Component data from apps and pages:
□ □ □ □ □
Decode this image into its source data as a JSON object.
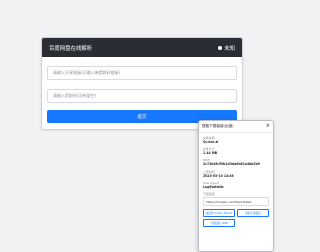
{
  "form": {
    "title": "百度网盘在线解析",
    "status": "未知",
    "share_link_placeholder": "请输入分享链接(可输入带提取码链接)",
    "code_placeholder": "请输入提取码(没有留空)",
    "submit_label": "提交"
  },
  "panel": {
    "title": "提取下载链接(出错)",
    "fields": [
      {
        "label": "文件名称",
        "value": "Sy.exe.zi"
      },
      {
        "label": "文件大小",
        "value": "1.44 MB"
      },
      {
        "label": "MD5",
        "value": "2c72b4fc59b1d3da0b81a4bb2b9"
      },
      {
        "label": "上传时间",
        "value": "2023-03-10 14:46"
      },
      {
        "label": "User-Agent",
        "value": "LogStatistic"
      }
    ],
    "link_label": "下载链接:",
    "link_value": "https://d.baidu.com/file/c4e6e2",
    "button_send": "发送到 Aria2 / Motrix",
    "button_copy": "复制下载链接",
    "button_dl": "下载链接 (IDM)"
  }
}
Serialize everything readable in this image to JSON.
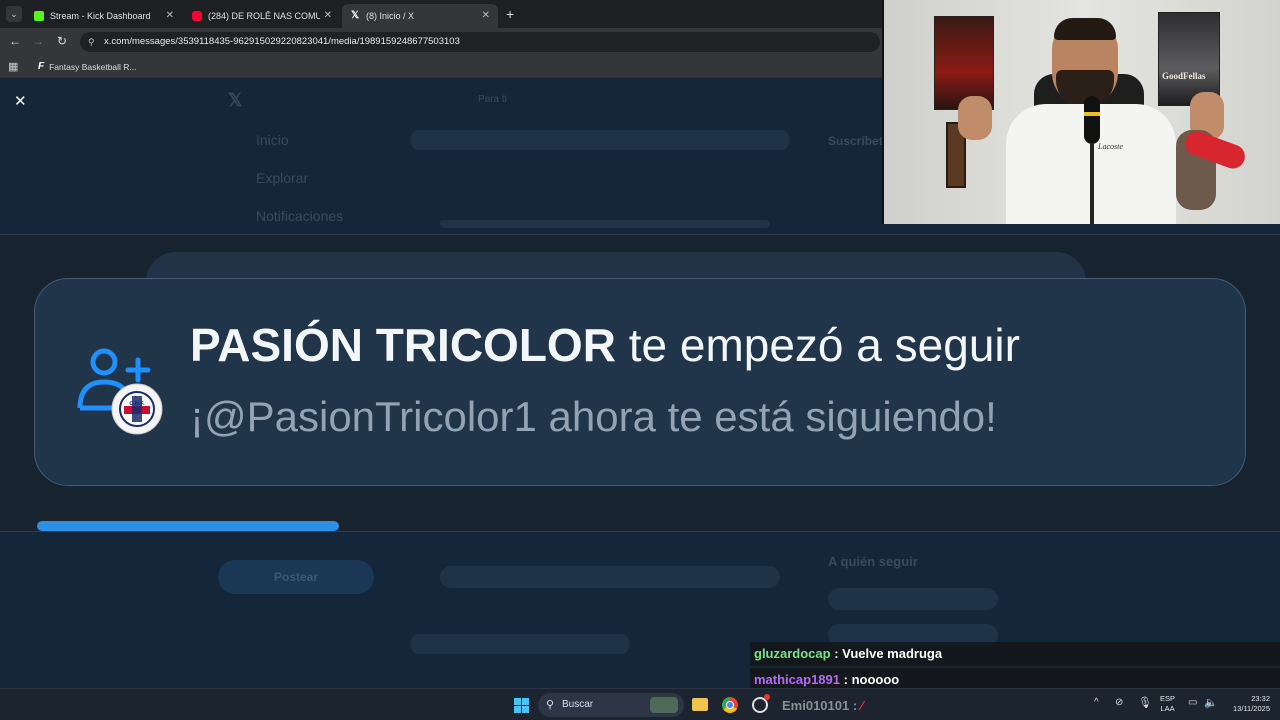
{
  "browser": {
    "tabs": [
      {
        "title": "Stream - Kick Dashboard",
        "icon": "kick-icon",
        "color": "#53fc18"
      },
      {
        "title": "(284) DE ROLÊ NAS COMUNIDA",
        "icon": "youtube-icon",
        "color": "#ff0033"
      },
      {
        "title": "(8) Inicio / X",
        "icon": "x-icon",
        "color": "#ffffff"
      }
    ],
    "url": "x.com/messages/3539118435-962915029220823041/media/1989159248677503103",
    "bookmark": "Fantasy Basketball R..."
  },
  "twitter_bg": {
    "nav": [
      "Inicio",
      "Explorar",
      "Notificaciones"
    ],
    "tab": "Para ti",
    "post_button": "Postear",
    "who_to_follow": "A quién seguir",
    "subscribe": "Suscríbete"
  },
  "notification": {
    "name": "PASIÓN TRICOLOR",
    "action": " te empezó a seguir",
    "subtitle": "¡@PasionTricolor1 ahora te está siguiendo!",
    "badge_text": "C.N.F.",
    "progress": 0.25,
    "accent_color": "#2f8fe0"
  },
  "webcam": {
    "poster_right": "GoodFellas",
    "shirt_brand": "Lacoste"
  },
  "chat": [
    {
      "user": "gluzardocap",
      "user_color": "#7ee08c",
      "message": "Vuelve madruga"
    },
    {
      "user": "mathicap1891",
      "user_color": "#b36cf5",
      "message": "nooooo"
    }
  ],
  "taskbar": {
    "search": "Buscar",
    "overlay_user": "Emi010101 :",
    "lang_top": "ESP",
    "lang_bottom": "LAA",
    "time": "23:32",
    "date": "13/11/2025"
  }
}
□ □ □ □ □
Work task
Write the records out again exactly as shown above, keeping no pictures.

Output for this exercise
Decode this image into its source data as a JSON object.
{
  "form": {
    "title": "百度网盘在线解析",
    "status": "未知",
    "share_link_placeholder": "请输入分享链接(可输入带提取码链接)",
    "code_placeholder": "请输入提取码(没有留空)",
    "submit_label": "提交"
  },
  "panel": {
    "title": "提取下载链接(出错)",
    "fields": [
      {
        "label": "文件名称",
        "value": "Sy.exe.zi"
      },
      {
        "label": "文件大小",
        "value": "1.44 MB"
      },
      {
        "label": "MD5",
        "value": "2c72b4fc59b1d3da0b81a4bb2b9"
      },
      {
        "label": "上传时间",
        "value": "2023-03-10 14:46"
      },
      {
        "label": "User-Agent",
        "value": "LogStatistic"
      }
    ],
    "link_label": "下载链接:",
    "link_value": "https://d.baidu.com/file/c4e6e2",
    "button_send": "发送到 Aria2 / Motrix",
    "button_copy": "复制下载链接",
    "button_dl": "下载链接 (IDM)"
  }
}
Serialize everything readable in this image to JSON.
{
  "browser": {
    "tabs": [
      {
        "title": "Stream - Kick Dashboard",
        "icon": "kick-icon",
        "color": "#53fc18"
      },
      {
        "title": "(284) DE ROLÊ NAS COMUNIDA",
        "icon": "youtube-icon",
        "color": "#ff0033"
      },
      {
        "title": "(8) Inicio / X",
        "icon": "x-icon",
        "color": "#ffffff"
      }
    ],
    "url": "x.com/messages/3539118435-962915029220823041/media/1989159248677503103",
    "bookmark": "Fantasy Basketball R..."
  },
  "twitter_bg": {
    "nav": [
      "Inicio",
      "Explorar",
      "Notificaciones"
    ],
    "tab": "Para ti",
    "post_button": "Postear",
    "who_to_follow": "A quién seguir",
    "subscribe": "Suscríbete"
  },
  "notification": {
    "name": "PASIÓN TRICOLOR",
    "action": " te empezó a seguir",
    "subtitle": "¡@PasionTricolor1 ahora te está siguiendo!",
    "badge_text": "C.N.F.",
    "progress": 0.25,
    "accent_color": "#2f8fe0"
  },
  "webcam": {
    "poster_right": "GoodFellas",
    "shirt_brand": "Lacoste"
  },
  "chat": [
    {
      "user": "gluzardocap",
      "user_color": "#7ee08c",
      "message": "Vuelve madruga"
    },
    {
      "user": "mathicap1891",
      "user_color": "#b36cf5",
      "message": "nooooo"
    }
  ],
  "taskbar": {
    "search": "Buscar",
    "overlay_user": "Emi010101 :",
    "lang_top": "ESP",
    "lang_bottom": "LAA",
    "time": "23:32",
    "date": "13/11/2025"
  }
}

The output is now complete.